    The cairo_paint() function uses a mask that transfers the entire source to the destination. It can be considered an infinitely large mask, or no mask, but the result is the same. To set a compositing operator, use the cairo_set_operator() and paint a Cairo surface using the source pattern obtained before. For more information on the cairo_set_operator() function, see operators in

    cairo_set_operator(cairo, CAIRO_OPERATOR_SOURCE);

Showing Text

In Cairo, the cairo_font_face_t class represents a particular font at a particular weight, slant, and other characteristics. For more information on using the cairo font, see cairo_font_face_t of

The following figure shows an example of text shown using Cairo.

Figure: Text shown using Cairo

Text shown using Cairo

To show text:

  1. Prepare a text to use as a resource:

    const char *utf8 = "Hello, Tizen!";
  2. Set text configurations.

    In this example, create a font face implicitly using the cairo_select_font_face() function. The text is a kind of “mask” you are about to work with. To use a mask, you need a font type and font size. Set the font type as “Sans”, and font size as 52.

    cairo_select_font_face(cairo, "Sans", CAIRO_FONT_SLANT_NORMAL, CAIRO_FONT_WEIGHT_NORMAL);
    cairo_set_font_size(cairo, 52.0);
  3. Show the text.

    The cairo_show_text() function forms the mask from the text. You can think of the cairo_show_text() function as a shortcut for creating a path with the cairo_text_path() and using the cairo_fill() function to transfer it.

    The cairo_show_text() function caches glyphs, and it is much more efficient if you work with a lot of text. Note that this function is experimental and must be handled with care. For more information on Cairo text, see the description of cairo_text.

    cairo_text_extents_t extents;
    cairo_text_extents(cairo, utf8, &extents);
    cairo_move_to(cairo, 10, 10);
    cairo_show_text(cairo, utf8);

Deleting Cairo

Delete the Cairo resources when they are no longer needed.

In the cairo_destroy() function, a reference count for a Cairo context is decreased by one. If the count is to be zero, the Cairo context and all associated resources must be freed. The same steps apply for the cairo_surface_destroy() function as well.

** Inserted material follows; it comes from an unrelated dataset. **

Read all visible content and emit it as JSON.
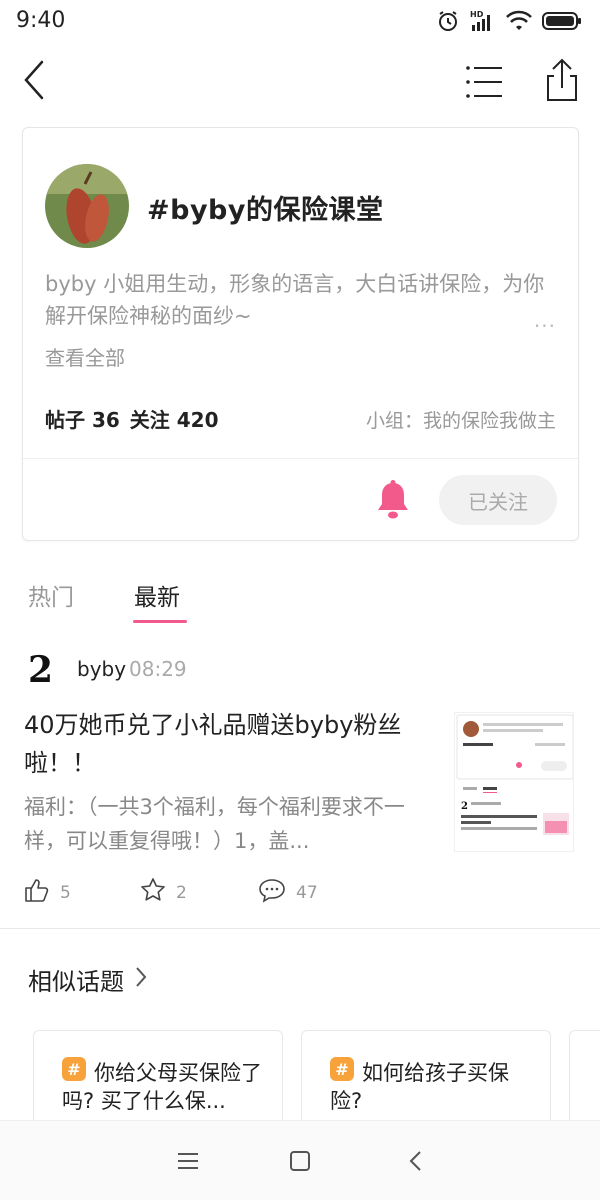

  • Dependencies
    • Tizen 2.4 and Higher for Mobile
    • Tizen 2.3.1 and Higher for Wearable